__Prompt__
Provide the data again exactly, including every line that follows.

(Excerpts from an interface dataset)
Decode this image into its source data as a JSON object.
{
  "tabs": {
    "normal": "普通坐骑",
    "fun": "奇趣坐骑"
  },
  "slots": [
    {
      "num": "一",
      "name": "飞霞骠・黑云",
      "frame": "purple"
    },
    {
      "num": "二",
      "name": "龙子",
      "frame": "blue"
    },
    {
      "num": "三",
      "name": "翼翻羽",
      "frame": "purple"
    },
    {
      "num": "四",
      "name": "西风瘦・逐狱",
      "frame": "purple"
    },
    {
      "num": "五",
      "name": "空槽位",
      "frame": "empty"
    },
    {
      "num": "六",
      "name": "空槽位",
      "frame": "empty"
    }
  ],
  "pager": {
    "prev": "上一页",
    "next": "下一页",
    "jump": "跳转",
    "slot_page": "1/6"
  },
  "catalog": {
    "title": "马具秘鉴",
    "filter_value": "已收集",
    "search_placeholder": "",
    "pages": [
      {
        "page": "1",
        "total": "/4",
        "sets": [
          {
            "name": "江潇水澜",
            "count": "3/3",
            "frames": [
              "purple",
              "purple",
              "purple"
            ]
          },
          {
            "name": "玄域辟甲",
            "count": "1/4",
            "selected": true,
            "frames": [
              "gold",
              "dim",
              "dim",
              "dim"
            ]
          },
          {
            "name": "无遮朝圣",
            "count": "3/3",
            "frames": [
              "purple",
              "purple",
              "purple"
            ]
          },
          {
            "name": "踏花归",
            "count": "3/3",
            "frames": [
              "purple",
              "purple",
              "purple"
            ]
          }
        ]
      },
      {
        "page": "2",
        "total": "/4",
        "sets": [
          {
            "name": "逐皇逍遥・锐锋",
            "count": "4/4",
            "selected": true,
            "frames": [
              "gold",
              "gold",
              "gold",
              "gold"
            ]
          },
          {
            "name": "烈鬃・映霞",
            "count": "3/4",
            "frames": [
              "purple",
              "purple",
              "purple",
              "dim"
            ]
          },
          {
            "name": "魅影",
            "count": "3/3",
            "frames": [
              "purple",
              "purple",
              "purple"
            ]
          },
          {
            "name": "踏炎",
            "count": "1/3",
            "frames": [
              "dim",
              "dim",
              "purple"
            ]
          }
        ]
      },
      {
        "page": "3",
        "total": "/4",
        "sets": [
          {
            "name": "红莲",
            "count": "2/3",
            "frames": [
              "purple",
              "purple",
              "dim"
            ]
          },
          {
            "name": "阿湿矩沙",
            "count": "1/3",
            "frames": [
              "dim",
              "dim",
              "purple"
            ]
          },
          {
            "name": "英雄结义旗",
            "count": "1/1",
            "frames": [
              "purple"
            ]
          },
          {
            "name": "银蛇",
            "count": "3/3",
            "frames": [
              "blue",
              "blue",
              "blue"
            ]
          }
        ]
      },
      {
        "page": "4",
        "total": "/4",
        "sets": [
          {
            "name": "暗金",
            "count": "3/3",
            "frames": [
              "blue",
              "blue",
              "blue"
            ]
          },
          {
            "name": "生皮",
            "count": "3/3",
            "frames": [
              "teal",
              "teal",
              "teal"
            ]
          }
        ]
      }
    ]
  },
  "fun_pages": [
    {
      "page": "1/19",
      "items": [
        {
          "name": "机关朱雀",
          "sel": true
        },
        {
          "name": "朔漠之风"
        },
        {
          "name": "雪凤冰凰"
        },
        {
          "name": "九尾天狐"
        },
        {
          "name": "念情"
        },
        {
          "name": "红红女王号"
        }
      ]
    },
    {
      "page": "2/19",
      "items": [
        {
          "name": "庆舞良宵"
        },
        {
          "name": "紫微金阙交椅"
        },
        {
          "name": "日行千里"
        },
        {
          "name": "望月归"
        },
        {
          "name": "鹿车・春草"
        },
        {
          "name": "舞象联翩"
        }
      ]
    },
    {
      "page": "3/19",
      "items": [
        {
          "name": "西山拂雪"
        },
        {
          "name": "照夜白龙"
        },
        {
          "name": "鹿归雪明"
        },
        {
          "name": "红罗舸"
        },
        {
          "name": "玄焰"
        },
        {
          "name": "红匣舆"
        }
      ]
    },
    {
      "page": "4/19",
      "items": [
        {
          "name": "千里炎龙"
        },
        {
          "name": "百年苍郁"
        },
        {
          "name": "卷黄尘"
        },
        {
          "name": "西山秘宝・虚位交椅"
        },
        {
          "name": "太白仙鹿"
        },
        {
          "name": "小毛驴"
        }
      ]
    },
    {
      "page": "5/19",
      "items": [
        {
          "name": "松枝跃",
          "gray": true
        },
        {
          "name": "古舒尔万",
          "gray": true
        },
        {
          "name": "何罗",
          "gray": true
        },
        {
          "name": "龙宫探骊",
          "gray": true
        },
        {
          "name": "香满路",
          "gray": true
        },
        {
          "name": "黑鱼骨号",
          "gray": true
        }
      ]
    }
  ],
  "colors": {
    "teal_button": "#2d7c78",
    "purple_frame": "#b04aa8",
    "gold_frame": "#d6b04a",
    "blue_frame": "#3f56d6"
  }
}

__Solved problem__
Decode this image into its source data as a JSON object.
{
  "tabs": {
    "normal": "普通坐骑",
    "fun": "奇趣坐骑"
  },
  "slots": [
    {
      "num": "一",
      "name": "飞霞骠・黑云",
      "frame": "purple"
    },
    {
      "num": "二",
      "name": "龙子",
      "frame": "blue"
    },
    {
      "num": "三",
      "name": "翼翻羽",
      "frame": "purple"
    },
    {
      "num": "四",
      "name": "西风瘦・逐狱",
      "frame": "purple"
    },
    {
      "num": "五",
      "name": "空槽位",
      "frame": "empty"
    },
    {
      "num": "六",
      "name": "空槽位",
      "frame": "empty"
    }
  ],
  "pager": {
    "prev": "上一页",
    "next": "下一页",
    "jump": "跳转",
    "slot_page": "1/6"
  },
  "catalog": {
    "title": "马具秘鉴",
    "filter_value": "已收集",
    "search_placeholder": "",
    "pages": [
      {
        "page": "1",
        "total": "/4",
        "sets": [
          {
            "name": "江潇水澜",
            "count": "3/3",
            "frames": [
              "purple",
              "purple",
              "purple"
            ]
          },
          {
            "name": "玄域辟甲",
            "count": "1/4",
            "selected": true,
            "frames": [
              "gold",
              "dim",
              "dim",
              "dim"
            ]
          },
          {
            "name": "无遮朝圣",
            "count": "3/3",
            "frames": [
              "purple",
              "purple",
              "purple"
            ]
          },
          {
            "name": "踏花归",
            "count": "3/3",
            "frames": [
              "purple",
              "purple",
              "purple"
            ]
          }
        ]
      },
      {
        "page": "2",
        "total": "/4",
        "sets": [
          {
            "name": "逐皇逍遥・锐锋",
            "count": "4/4",
            "selected": true,
            "frames": [
              "gold",
              "gold",
              "gold",
              "gold"
            ]
          },
          {
            "name": "烈鬃・映霞",
            "count": "3/4",
            "frames": [
              "purple",
              "purple",
              "purple",
              "dim"
            ]
          },
          {
            "name": "魅影",
            "count": "3/3",
            "frames": [
              "purple",
              "purple",
              "purple"
            ]
          },
          {
            "name": "踏炎",
            "count": "1/3",
            "frames": [
              "dim",
              "dim",
              "purple"
            ]
          }
        ]
      },
      {
        "page": "3",
        "total": "/4",
        "sets": [
          {
            "name": "红莲",
            "count": "2/3",
            "frames": [
              "purple",
              "purple",
              "dim"
            ]
          },
          {
            "name": "阿湿矩沙",
            "count": "1/3",
            "frames": [
              "dim",
              "dim",
              "purple"
            ]
          },
          {
            "name": "英雄结义旗",
            "count": "1/1",
            "frames": [
              "purple"
            ]
          },
          {
            "name": "银蛇",
            "count": "3/3",
            "frames": [
              "blue",
              "blue",
              "blue"
            ]
          }
        ]
      },
      {
        "page": "4",
        "total": "/4",
        "sets": [
          {
            "name": "暗金",
            "count": "3/3",
            "frames": [
              "blue",
              "blue",
              "blue"
            ]
          },
          {
            "name": "生皮",
            "count": "3/3",
            "frames": [
              "teal",
              "teal",
              "teal"
            ]
          }
        ]
      }
    ]
  },
  "fun_pages": [
    {
      "page": "1/19",
      "items": [
        {
          "name": "机关朱雀",
          "sel": true
        },
        {
          "name": "朔漠之风"
        },
        {
          "name": "雪凤冰凰"
        },
        {
          "name": "九尾天狐"
        },
        {
          "name": "念情"
        },
        {
          "name": "红红女王号"
        }
      ]
    },
    {
      "page": "2/19",
      "items": [
        {
          "name": "庆舞良宵"
        },
        {
          "name": "紫微金阙交椅"
        },
        {
          "name": "日行千里"
        },
        {
          "name": "望月归"
        },
        {
          "name": "鹿车・春草"
        },
        {
          "name": "舞象联翩"
        }
      ]
    },
    {
      "page": "3/19",
      "items": [
        {
          "name": "西山拂雪"
        },
        {
          "name": "照夜白龙"
        },
        {
          "name": "鹿归雪明"
        },
        {
          "name": "红罗舸"
        },
        {
          "name": "玄焰"
        },
        {
          "name": "红匣舆"
        }
      ]
    },
    {
      "page": "4/19",
      "items": [
        {
          "name": "千里炎龙"
        },
        {
          "name": "百年苍郁"
        },
        {
          "name": "卷黄尘"
        },
        {
          "name": "西山秘宝・虚位交椅"
        },
        {
          "name": "太白仙鹿"
        },
        {
          "name": "小毛驴"
        }
      ]
    },
    {
      "page": "5/19",
      "items": [
        {
          "name": "松枝跃",
          "gray": true
        },
        {
          "name": "古舒尔万",
          "gray": true
        },
        {
          "name": "何罗",
          "gray": true
        },
        {
          "name": "龙宫探骊",
          "gray": true
        },
        {
          "name": "香满路",
          "gray": true
        },
        {
          "name": "黑鱼骨号",
          "gray": true
        }
      ]
    }
  ],
  "colors": {
    "teal_button": "#2d7c78",
    "purple_frame": "#b04aa8",
    "gold_frame": "#d6b04a",
    "blue_frame": "#3f56d6"
  }
}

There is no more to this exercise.